It remains the case that I won’t vote for Billary in November. She’ll win my state (California) and all of its electoral votes in the winner-takes-all Electoral College in November anyway, so no, I won’t be helping to elect Donald Trump by not joining the Lemmings for Billary. (In a deep blue or deep red state, your vote for president pretty much doesn’t even count. Only if we elected the president strictly on the popular vote would every voter’s vote truly count.)
I refuse to join the lemmings who ignore Billary’s many shortcomings and focus only on her genitalia and on how worse Donald Trump is. Yes, Donald Trump is worse than is Billary Clinton. I wouldn’t say that they’re the same, because they’re not. But they’re certainly not different enough.

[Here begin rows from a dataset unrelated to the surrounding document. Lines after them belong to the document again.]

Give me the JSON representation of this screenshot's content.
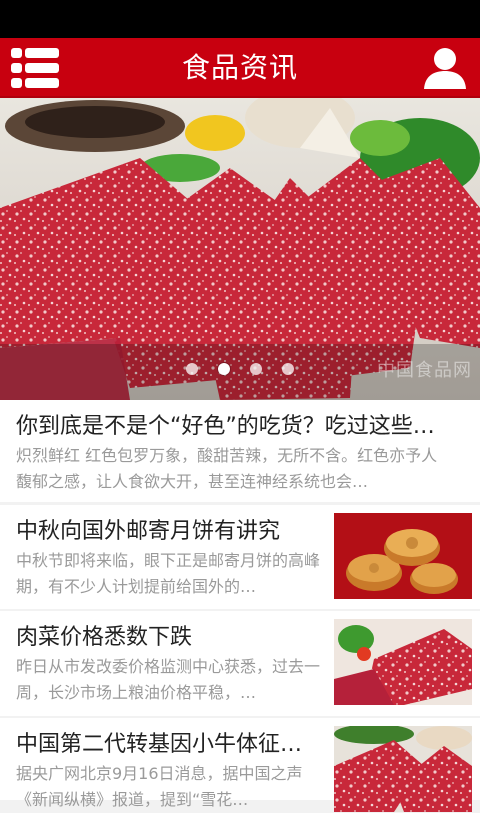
{
  "header": {
    "title": "食品资讯",
    "menu_icon": "list-menu-icon",
    "user_icon": "user-icon",
    "accent": "#c8000f"
  },
  "banner": {
    "slides": 4,
    "active_index": 1,
    "watermark": "中国食品网"
  },
  "news": [
    {
      "title": "你到底是不是个“好色”的吃货？吃过这些…",
      "desc": "炽烈鲜红 红色包罗万象，酸甜苦辣，无所不含。红色亦予人馥郁之感，让人食欲大开，甚至连神经系统也会…"
    },
    {
      "title": "中秋向国外邮寄月饼有讲究",
      "desc": "中秋节即将来临，眼下正是邮寄月饼的高峰期，有不少人计划提前给国外的…"
    },
    {
      "title": "肉菜价格悉数下跌",
      "desc": "昨日从市发改委价格监测中心获悉，过去一周，长沙市场上粮油价格平稳，…"
    },
    {
      "title": "中国第二代转基因小牛体征…",
      "desc": "据央广网北京9月16日消息，据中国之声《新闻纵横》报道，提到“雪花…"
    }
  ]
}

So, since in good conscience I can’t support Billary, including the fact that I refuse to fall for the Democrats’ trap of voting for a self-serving, center-right, sellout candidate out of fear that the other candidate is even worse, the 2016 presidential election essentially is over for me.
What should Bernie do in the meantime? Given that he lost California yesterday by a sizeable margin, his argument that the super-delegates should choose him is seriously weakened, and he doesn’t go into the July convention with a lot of political capital. The polls showing him doing much better against Trump than Billary does won’t be enough.

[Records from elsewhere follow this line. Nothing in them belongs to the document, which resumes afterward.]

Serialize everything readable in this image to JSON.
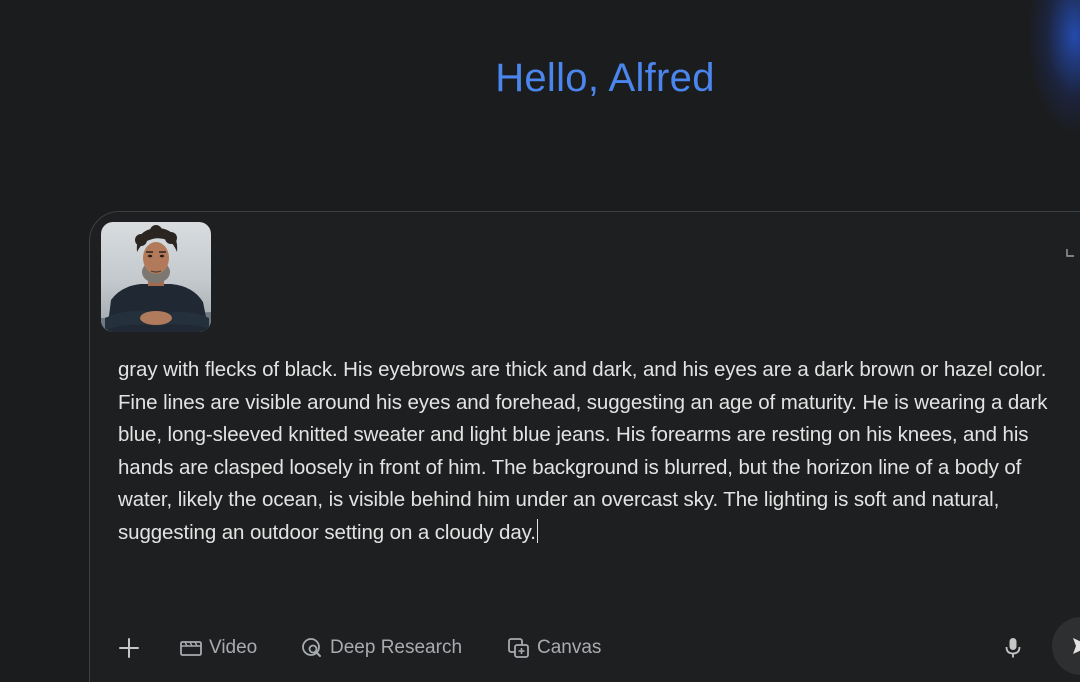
{
  "header": {
    "greeting": "Hello, Alfred"
  },
  "composer": {
    "attachment": {
      "kind": "image"
    },
    "prompt_text": "gray with flecks of black. His eyebrows are thick and dark, and his eyes are a dark brown or hazel color. Fine lines are visible around his eyes and forehead, suggesting an age of maturity. He is wearing a dark blue, long-sleeved knitted sweater and light blue jeans. His forearms are resting on his knees, and his hands are clasped loosely in front of him. The background is blurred, but the horizon line of a body of water, likely the ocean, is visible behind him under an overcast sky. The lighting is soft and natural, suggesting an outdoor setting on a cloudy day.",
    "toolbar": {
      "add_icon": "plus-icon",
      "video_label": "Video",
      "video_icon": "film-icon",
      "deep_research_label": "Deep Research",
      "deep_research_icon": "deep-research-icon",
      "canvas_label": "Canvas",
      "canvas_icon": "canvas-icon",
      "mic_icon": "microphone-icon",
      "send_icon": "send-icon"
    }
  },
  "colors": {
    "background": "#1b1c1d",
    "greeting": "#4b86ee",
    "text": "#e3e3e3",
    "tool_text": "#a8abaf",
    "border": "#3c4043"
  }
}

I don’t mind if Bernie drops out right after the District of Columbia votes on Tuesday, the very last contest of the primary season, but I’m also OK if he doesn’t concede before the convention in July.
I hope that Bernie doesn’t push the envelope too far at the convention – if he takes it to the convention I hope that he pushes progressivism but that he doesn’t try to wring votes out of the super-delegates when/if it’s crystal clear that that would be like getting blood from a stone – but in the United States of Amnesia, it’s not like the 2016 Democratic Party national convention will/would be remembered for all that long anyway.
At this point, though, I doubt Bernie’s ability to have much, if any, lasting influence at the convention. That is, I can see Billary & Co. paying lip service to progressivism at the convention (such as via the party platform that will be forgotten even before the ink is dry) if they deem it politically necessary to do so, but all of us know that should Billary win the White House, it will be she and her husband calling all of the shots.
That’s why no, I wouldn’t be impressed if Billary chose Elizabeth Warren or (less likely) Bernie as her running mate: the progressive voice still would get smothered in a Clinton 2.0 administration, just as it was in the Clinton 1.0 administration and in the Hopey-Changey administration.
As I’ve noted (at least implicitly), perhaps the most effective thing that Bernie could do to advance the progressive agenda now would be to pack it in – and by so doing give the overconfident, presumptuous, condescending, un-self-aware Billary Clinton and crew enough rope with which to hang themselves.
Let Billary & Co. ignore the fact that Billary has the support only of only a bit more than half of the party’s voters. Let them overplay their hand.
The chickens will come home to roost soon enough.
*I’m not crying conspiracy and/or widespread fraud, though. Billary had polled in the double digits ahead of Bernie just before Michigan voted, but Bernie ended up winning Michigan by 1.4 percent.
It has been this kind of election cycle.